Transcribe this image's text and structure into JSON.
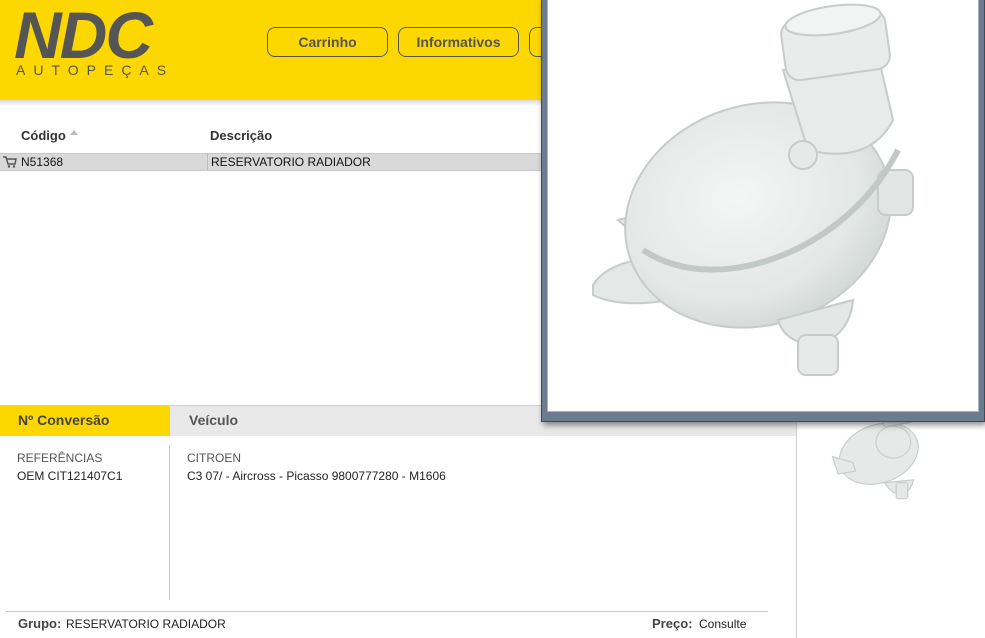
{
  "brand": {
    "logo_text": "NDC",
    "sub_text": "AUTOPEÇAS"
  },
  "nav": {
    "cart_label": "Carrinho",
    "info_label": "Informativos"
  },
  "grid": {
    "columns": [
      "Código",
      "Descrição"
    ],
    "rows": [
      {
        "code": "N51368",
        "description": "RESERVATORIO RADIADOR"
      }
    ]
  },
  "tabs": [
    {
      "label": "Nº Conversão",
      "active": true
    },
    {
      "label": "Veículo",
      "active": false
    }
  ],
  "details": {
    "references_label": "REFERÊNCIAS",
    "reference_value": "OEM CIT121407C1",
    "vehicle_make": "CITROEN",
    "vehicle_models": "C3 07/ - Aircross - Picasso 9800777280 - M1606"
  },
  "footer": {
    "group_label": "Grupo:",
    "group_value": "RESERVATORIO RADIADOR",
    "price_label": "Preço:",
    "price_value": "Consulte"
  },
  "colors": {
    "brand_yellow": "#fdd800",
    "logo_gray": "#555555"
  }
}
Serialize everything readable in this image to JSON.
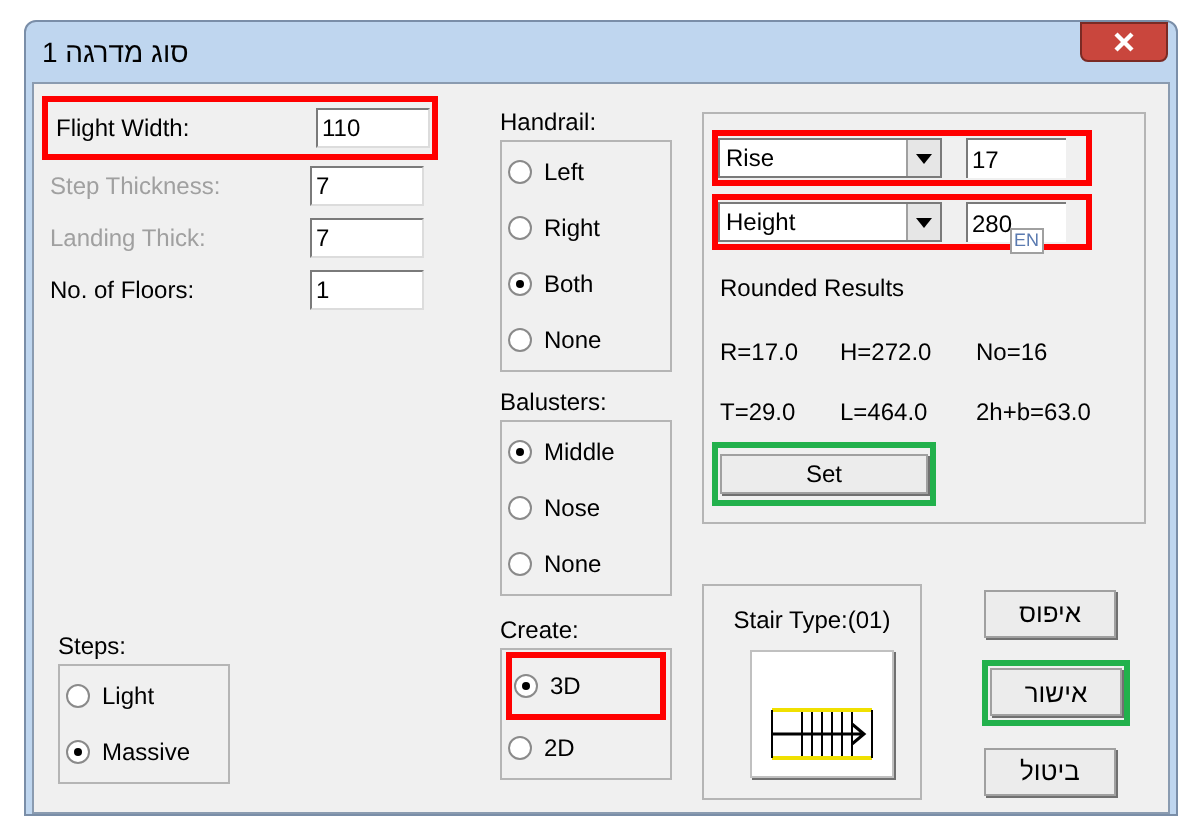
{
  "window": {
    "title": "סוג מדרגה 1"
  },
  "fields": [
    {
      "label": "Flight Width:",
      "value": "110",
      "disabled": false,
      "color": "#ff0000"
    },
    {
      "label": "Step Thickness:",
      "value": "7",
      "disabled": true
    },
    {
      "label": "Landing Thick:",
      "value": "7",
      "disabled": true
    },
    {
      "label": "No. of Floors:",
      "value": "1",
      "disabled": false
    }
  ],
  "steps": {
    "label": "Steps:",
    "options": [
      {
        "label": "Light",
        "selected": false
      },
      {
        "label": "Massive",
        "selected": true
      }
    ]
  },
  "handrail": {
    "label": "Handrail:",
    "options": [
      {
        "label": "Left",
        "selected": false
      },
      {
        "label": "Right",
        "selected": false
      },
      {
        "label": "Both",
        "selected": true
      },
      {
        "label": "None",
        "selected": false
      }
    ]
  },
  "balusters": {
    "label": "Balusters:",
    "options": [
      {
        "label": "Middle",
        "selected": true
      },
      {
        "label": "Nose",
        "selected": false
      },
      {
        "label": "None",
        "selected": false
      }
    ]
  },
  "create": {
    "label": "Create:",
    "options": [
      {
        "label": "3D",
        "selected": true,
        "color": "#ff0000"
      },
      {
        "label": "2D",
        "selected": false
      }
    ]
  },
  "calculator": {
    "rows": [
      {
        "dropdown": "Rise",
        "value": "17",
        "color": "#ff0000"
      },
      {
        "dropdown": "Height",
        "value": "280",
        "color": "#ff0000"
      }
    ],
    "ime_indicator": "EN",
    "results_title": "Rounded Results",
    "results": [
      "R=17.0",
      "H=272.0",
      "No=16",
      "T=29.0",
      "L=464.0",
      "2h+b=63.0"
    ],
    "set_button": {
      "label": "Set",
      "color": "#22b14c"
    }
  },
  "stair_type": {
    "label": "Stair Type:(01)"
  },
  "buttons": [
    {
      "label": "איפוס"
    },
    {
      "label": "אישור",
      "color": "#22b14c"
    },
    {
      "label": "ביטול"
    }
  ]
}
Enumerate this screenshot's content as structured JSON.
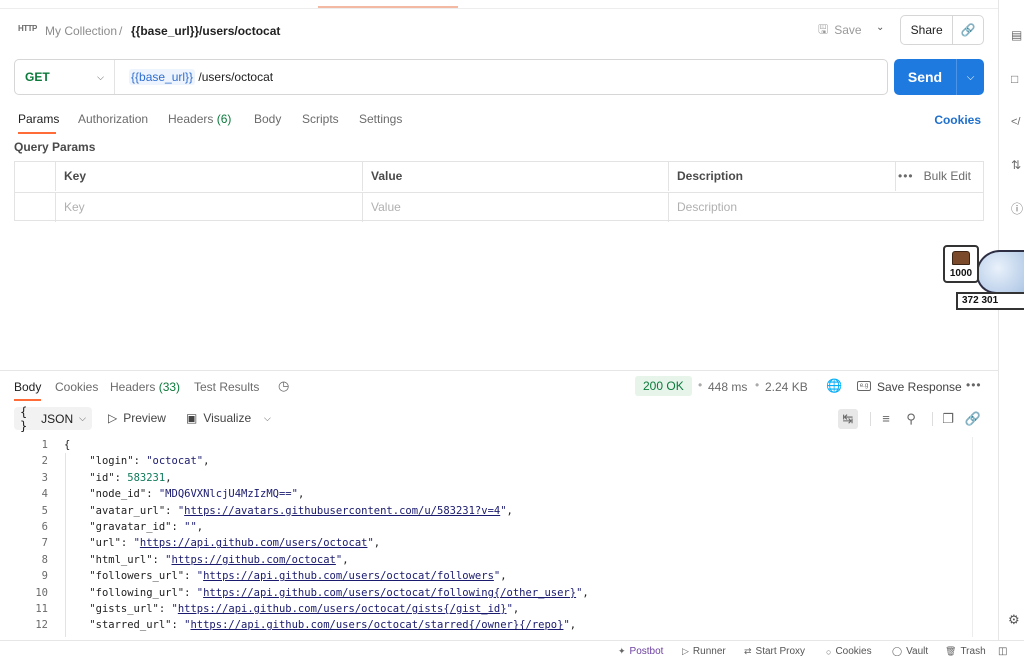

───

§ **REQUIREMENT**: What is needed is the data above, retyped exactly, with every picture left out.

§ **RESULT OF THE TASK**:
Transcribe this image's text and structure into JSON.
{
  "brand": {
    "logo_text": "NDC",
    "sub_text": "AUTOPEÇAS"
  },
  "nav": {
    "cart_label": "Carrinho",
    "info_label": "Informativos"
  },
  "grid": {
    "columns": [
      "Código",
      "Descrição"
    ],
    "rows": [
      {
        "code": "N51368",
        "description": "RESERVATORIO RADIADOR"
      }
    ]
  },
  "tabs": [
    {
      "label": "Nº Conversão",
      "active": true
    },
    {
      "label": "Veículo",
      "active": false
    }
  ],
  "details": {
    "references_label": "REFERÊNCIAS",
    "reference_value": "OEM CIT121407C1",
    "vehicle_make": "CITROEN",
    "vehicle_models": "C3 07/ - Aircross - Picasso 9800777280 - M1606"
  },
  "footer": {
    "group_label": "Grupo:",
    "group_value": "RESERVATORIO RADIADOR",
    "price_label": "Preço:",
    "price_value": "Consulte"
  },
  "colors": {
    "brand_yellow": "#fdd800",
    "logo_gray": "#555555"
  }
}
Serialize everything readable in this image to JSON.
{
  "window": {
    "title": "סוג מדרגה 1"
  },
  "fields": [
    {
      "label": "Flight Width:",
      "value": "110",
      "disabled": false,
      "color": "#ff0000"
    },
    {
      "label": "Step Thickness:",
      "value": "7",
      "disabled": true
    },
    {
      "label": "Landing Thick:",
      "value": "7",
      "disabled": true
    },
    {
      "label": "No. of Floors:",
      "value": "1",
      "disabled": false
    }
  ],
  "steps": {
    "label": "Steps:",
    "options": [
      {
        "label": "Light",
        "selected": false
      },
      {
        "label": "Massive",
        "selected": true
      }
    ]
  },
  "handrail": {
    "label": "Handrail:",
    "options": [
      {
        "label": "Left",
        "selected": false
      },
      {
        "label": "Right",
        "selected": false
      },
      {
        "label": "Both",
        "selected": true
      },
      {
        "label": "None",
        "selected": false
      }
    ]
  },
  "balusters": {
    "label": "Balusters:",
    "options": [
      {
        "label": "Middle",
        "selected": true
      },
      {
        "label": "Nose",
        "selected": false
      },
      {
        "label": "None",
        "selected": false
      }
    ]
  },
  "create": {
    "label": "Create:",
    "options": [
      {
        "label": "3D",
        "selected": true,
        "color": "#ff0000"
      },
      {
        "label": "2D",
        "selected": false
      }
    ]
  },
  "calculator": {
    "rows": [
      {
        "dropdown": "Rise",
        "value": "17",
        "color": "#ff0000"
      },
      {
        "dropdown": "Height",
        "value": "280",
        "color": "#ff0000"
      }
    ],
    "ime_indicator": "EN",
    "results_title": "Rounded Results",
    "results": [
      "R=17.0",
      "H=272.0",
      "No=16",
      "T=29.0",
      "L=464.0",
      "2h+b=63.0"
    ],
    "set_button": {
      "label": "Set",
      "color": "#22b14c"
    }
  },
  "stair_type": {
    "label": "Stair Type:(01)"
  },
  "buttons": [
    {
      "label": "איפוס"
    },
    {
      "label": "אישור",
      "color": "#22b14c"
    },
    {
      "label": "ביטול"
    }
  ]
}
Enumerate this screenshot's content as structured JSON.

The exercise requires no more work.